5. La Alcazaba is Malaga's most important landmark, and overlooks the city from an inland hilltop. This Moorish fortress is perhaps the best-preserved citadel in Spain. It is a breathtaking building, surrounded by beautiful gardens, fountains and palaces, with much of its uniqueness and grandeur owing to the 100 towers on its walls. Today, it is home to the city’s archaeological museum, which provides a truly fascinating family outing.

6. Malaga Cathedral Malaga Cathedral is one of the most beautiful cathedrals in Europe. Construction began in 1528 but in 1680 it was partly destroyed by an earthquake. Restoration work went on until 1783 when the money ran out and it was officially declared finished despite a tower being missing. The cathedral today is known as La Manguita (one armed woman) in reference to this missing tower. La Manguita was originally built in the late Gothic style but because it took so long to build, the cathedral boasts a combination of styles with renaissance and baroque building work added over the centuries.

7. Museums and historic buildings.
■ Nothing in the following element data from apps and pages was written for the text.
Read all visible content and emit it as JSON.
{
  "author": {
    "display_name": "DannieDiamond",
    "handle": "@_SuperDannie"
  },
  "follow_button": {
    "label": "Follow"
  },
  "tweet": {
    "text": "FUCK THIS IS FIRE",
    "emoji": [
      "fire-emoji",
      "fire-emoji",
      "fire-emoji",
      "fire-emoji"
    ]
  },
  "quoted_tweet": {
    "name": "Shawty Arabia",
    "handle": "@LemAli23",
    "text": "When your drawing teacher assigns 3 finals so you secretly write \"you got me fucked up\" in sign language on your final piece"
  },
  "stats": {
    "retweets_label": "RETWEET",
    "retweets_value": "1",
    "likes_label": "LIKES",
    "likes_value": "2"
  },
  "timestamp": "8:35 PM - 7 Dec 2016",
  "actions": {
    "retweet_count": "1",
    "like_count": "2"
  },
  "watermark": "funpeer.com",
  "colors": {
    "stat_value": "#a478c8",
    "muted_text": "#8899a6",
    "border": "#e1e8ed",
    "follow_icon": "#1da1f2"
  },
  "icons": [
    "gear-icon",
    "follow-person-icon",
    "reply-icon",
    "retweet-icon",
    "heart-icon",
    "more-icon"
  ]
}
With many other inspiring sites such as the Castle of Gibralfaro, the Picasso Museum (Picasso was born in Malaga in 1881), and the Museum of Glass and Crystal, which contains artefacts from the ancient Egyptian and Roman periods, Malaga is certainly a Spanish city you will want to visit.

TIC: For information, maps and free guided tours go to the Tourist Information Centre (near the Cathedral).